(1) The hawkish ex-military brass infuse a deep-state ideology of a National Security State.
(2) The Sinhala expatriates, attracted by the rise of the alt-right in their Western societies of domicile, transmit this ideology through newly-established networks (e.g. GSLF) into Sri Lankan politics.
(3) Business, managerial, professional and academic counter-elites play the patriotic Sinhala-Buddhist card to advocate a model which would bring them preferential advantage.
(4) The Buddhist clergy displays a greatly-enhanced assertiveness and seeks a political veto, while within the clergy, the initiative has shifted to the most militant elements and caucuses.
It is the specific nature, ideology and consciousness of the ethno-religious alt-right in Sri Lanka that will determine the ethos of any regime it propels into office and dominates ideologically.
That alt-right social consciousness will crucially shape the agenda of the government. The political behaviour and social policies of such an administration will be of such hegemonistic unilateralism, social and cultural dominance and prescription of the private, as we have never experienced.
It is important not to overlook the determining (or ‘over-determining’) effect any of the three following factors and most decidedly of a fusion of all three:
(I) The character and consciousness of the core constituency of a political leader, movement and regime.
(II) The role of organised religion and the clergy in society.
(III) The character of civil-military relations.
A political leadership whose core constituency is the religious alt–right and the most hawkish ex-military element; a growing religiosity in society and a growing dominance of the most obscurantist militant current within the clergy; a tectonic shift in civil–military relations in the direction of dominance by the latter, when put together, will constitute a regime that can only be superficially captured by the description “hard authoritarian” and whose theocratic-militarist character will make far deeper inroads into cultural and personal freedom and private space than in almost any contemporary authoritarian regime, however ‘hard.’
There will be no ‘modernization/democracy’ trade-off. There can be no economic modernization without social modernity, and there can be no social modernization without a modern social consciousness, none of which can be achieved through a regime dominated by a social ideology and collective consciousness of an archaic nature. The embryonic, emerging Sri Lankan scenario is of a regime type approximating that of Pakistan under Zia-ul-Haq, with its alliance between the military and the militant mullahs, as well as that of Myanmar, with its axis of the military, the militant monks and Wirathu’s ‘weaponised’ ethno-Buddhism. Ours will be a darker dispensation than mere “hard authoritarianism.” It will be far more ‘totalitarian’ than ‘authoritarian’:a ‘reich.’

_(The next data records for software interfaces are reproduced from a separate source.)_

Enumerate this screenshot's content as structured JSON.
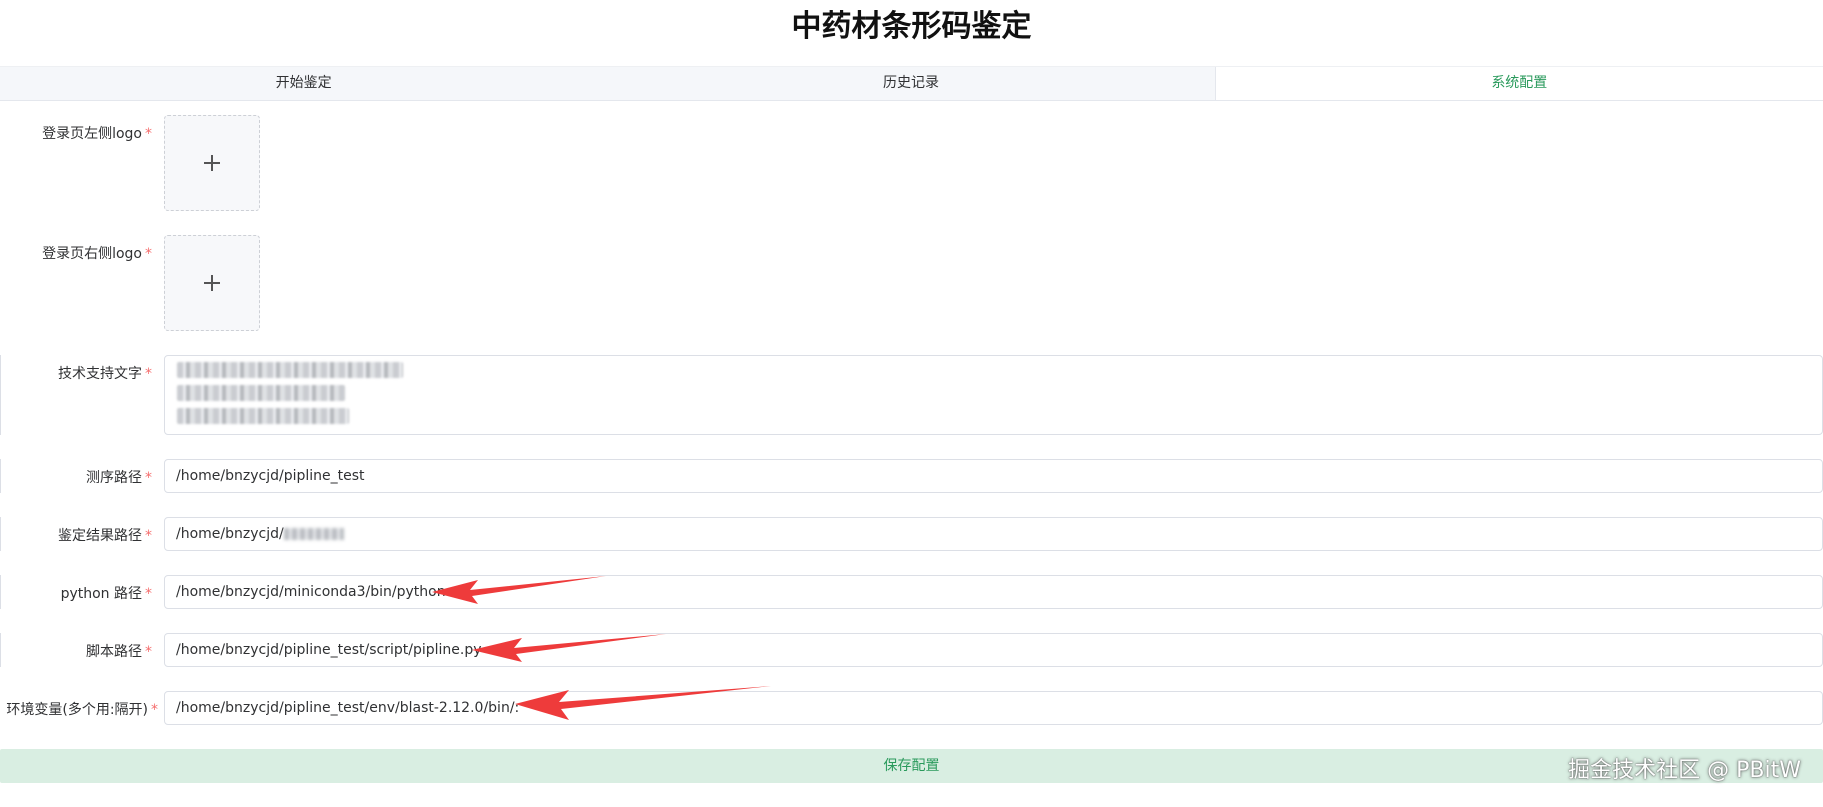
{
  "title": "中药材条形码鉴定",
  "tabs": [
    {
      "label": "开始鉴定"
    },
    {
      "label": "历史记录"
    },
    {
      "label": "系统配置"
    }
  ],
  "active_tab": "系统配置",
  "form": {
    "left_logo_label": "登录页左侧logo",
    "right_logo_label": "登录页右侧logo",
    "support_text_label": "技术支持文字",
    "sequence_path_label": "测序路径",
    "sequence_path_value": "/home/bnzycjd/pipline_test",
    "result_path_label": "鉴定结果路径",
    "result_path_value": "/home/bnzycjd/",
    "python_path_label": "python 路径",
    "python_path_value": "/home/bnzycjd/miniconda3/bin/python",
    "script_path_label": "脚本路径",
    "script_path_value": "/home/bnzycjd/pipline_test/script/pipline.py",
    "env_label": "环境变量(多个用:隔开)",
    "env_value": "/home/bnzycjd/pipline_test/env/blast-2.12.0/bin/:",
    "required_mark": "*"
  },
  "save_label": "保存配置",
  "watermark": "掘金技术社区 @ PBitW",
  "colors": {
    "accent": "#2a9a5c",
    "required": "#f56c6c",
    "arrow": "#ee3b3b",
    "save_bg": "#d9eee2"
  },
  "icons": [
    "plus-icon",
    "arrow-annotation"
  ]
}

Where Wijeweera, my old foe, would have read the writing on the wall, sounded the alarm and mobilised publicly and massively, the JVP and FSP are silent. Adopting an ostrich posture, they appear foredoomed.
Cosmopolitan civil society liberals are pathetic. When one expected a hundred liberal voices to sign a petition denouncing the “Hitler/military rule” reference, they signed up to denounce my nomination as ambassador to Russia instead! This NGO underworld is the least credible and most discredited element in our society.
Nazism triumphed because the anti-fascist vote was divided in 1933. The local alt-right (with its ‘National Socialist’ allies and nativist neo-Nazi inflections) will triumph if; (a) it captures the candidacy and (b) its electoral opponent is a neoliberal-elitist cosmopolitan rather than a youthful populist patriot and pluralist-democrat with an inherited vote-base, who can claw back the Sinhala vote.